holding company troll, Lodsys LLC., that has been popping up in the tech news lately for being a thorn in the side of iOS developers has now broadened their horizons and brought Android developers into the mix.
In case you haven’t been following the story the brief version is that Lodsys holds a number of patents which relate to the implementation of in-app purchasing and they have been sending letters to iOS and now Android developers demanding 0.575% on every US sale until the patent expires in 2023.
One recipient of Lodsys’ attentions is Clapfoot, Inc., the developers of Tank Hero (which is a good game by the way) and one of the early adopters of the in-app payment system which has only been available to Android developers since the end March. As a very small development team with over 4 million downloads of their app, they made an excellent target for Lodsys. As they don’t exactly have a legal team on retainer, they took to Google Groups to look for help from Google and/or their fellow developers.
We recently implemented in-app purchases for our Android application and several weeks later we received a letter from
Lodsys, claiming that we infringed on their patents. Have any other Android developers out there been sent a letter? Has
Google taken any action on this issue yet? Has Google given direction to any developers that have been hit by this? We are obviously a small
shop and are not financially capable of defending ourselves over a litigation.
We would appreciate any helpful responses (especially from the Android team).markusn82on Android Discuss
That discussion thread continues to grow and some are offering advice, but at the time that this post is going up there hasn’t been a response from another developer that has received the letter or from a Google employee.

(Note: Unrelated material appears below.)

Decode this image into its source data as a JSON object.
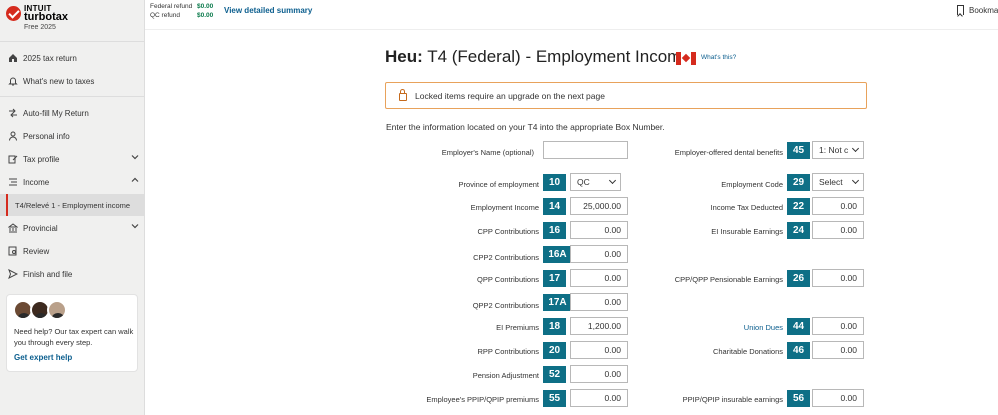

While it’s sometimes fun to play armchair lawyer, I’m not going to pretend that I know the answer to this one. I can tell you that Lodsys indicated on their blog that Google (along with Apple and Microsoft) is a licensee. With that in mind we can probably expect to see them take a similar stance to that of Apple, which was quite simply that they hold a license on these patents and that the developers utilizing it within the confines of the App Store (or in this case the Android Market) are protected by that same license. That seems like a reasonable position, but reason and the law often seem to be at odds with one another.
We have reached out to Google regarding the status of their license on the Lodsys patents and whether they believe that their license is sufficient to cover Android developers using in-app payments and will update this post when we have a response.